I am not going to to change from my long putter with an anchored swing back to a short putter as I have already stated I do not play in sanctioned events. I do play in a monthly MGA event but the local rules are very liberal e.g. the 14 club rule is waved, may roll the ball a club length, putts inside the leather are good, etc. My observation is that the majority of golfers do not play by the rules of the game anyway. Common rule violations that can be seen on a regular basis are changing to a different ball once the green is reached, ball hit out of bounds or lost when searching for a wayward shot is just dropped in bounds or in area thought to be lost (leaf rule ??) with or without a stroke penalty. Hitting a provisonal without anouncing it, cleaning mud off a ball in the fairway, moving a ball out of a divot, without taking a penalty stroke. Looking for a lost ball more than 5 minutes, finding it and playing it without a penalty. Searching for a lost ball, not finding it, putting another ball in play and after striking it, finding the original ball and playing it disregarding the substitue ball which is really the ball in play without penalty. I could go on with these type of daily observations and so it would be the kettle calling the pot black for someone to say I am a cheater 3 years from now if I am still anchoring the putter to my body. Of course all of these observations are during "casual play" which 99 % of all golf is played even with all the members of this forum.
Dave, I agree it would have made more sense to further define rule 14-3 and state that anchoring is using the club in an unconventional manner that is not traditional, and is therefore a violation. Just the same, it's their rule book and they can (and will) do as they please. Being a golfer, I will follow their rules.

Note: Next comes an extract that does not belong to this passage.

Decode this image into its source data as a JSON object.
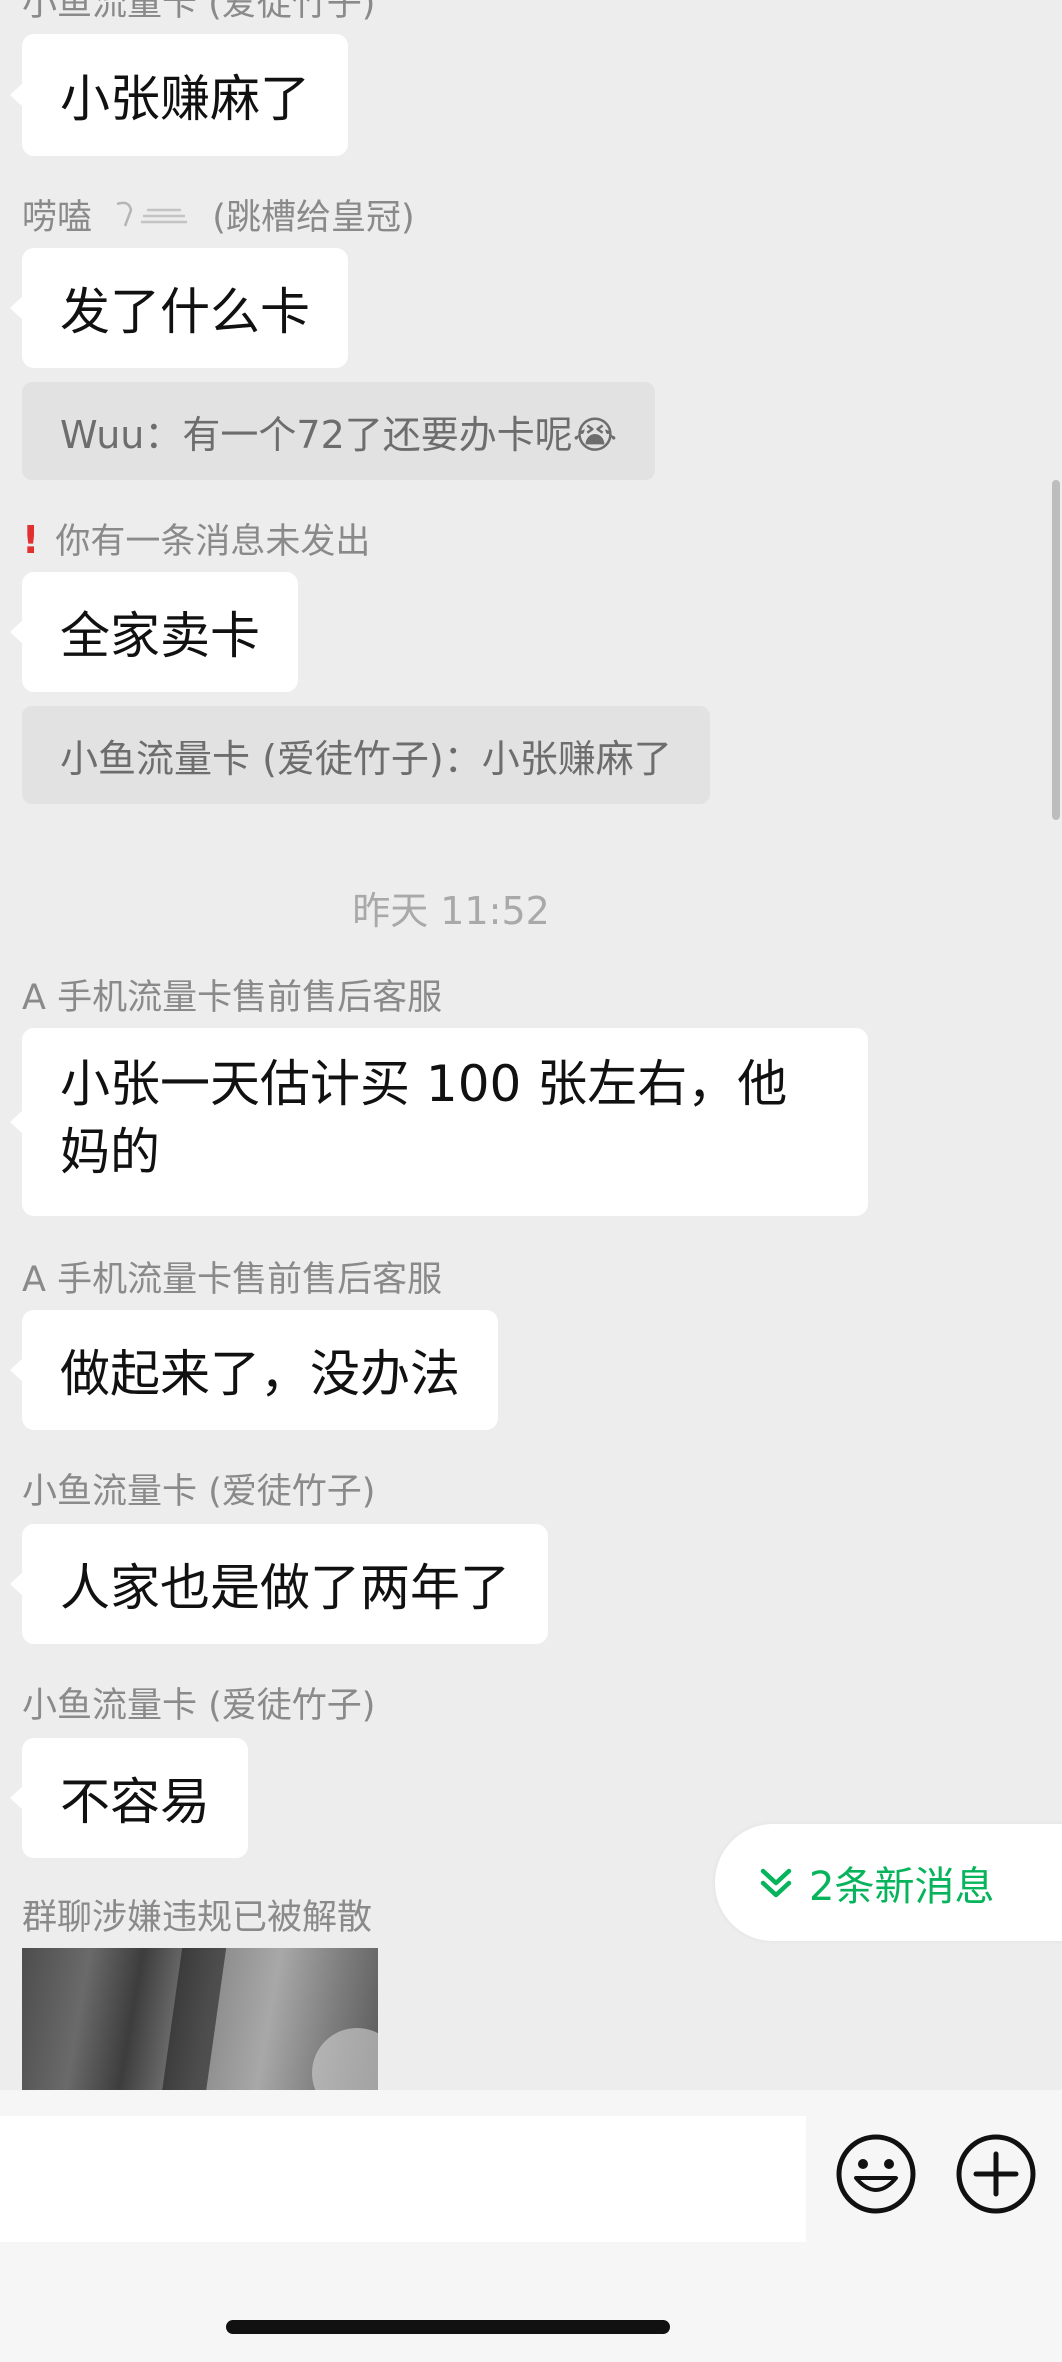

Today, the USGA and R&A laid it out and anchoring will be banned on 1/1/2014. Having had time to reflect on this issue, I asked a myself a question: "Why would a golfer anchor their putter?" Answer: It makes putting easier for them. Hence, anchoring offers an advantage to those players and no statistics need to be generated, or applied. Not to mention, the anchored stroke removes the "free-wheeling" aspect of what looks like a golf swing. In closing, the USGA and R&A are justified in their ruling. For what it's worth, I have always been against the use of anchored putting methods.
According to the USGA notice I received the rule goes into affect 1 Jan 2016 not 2014.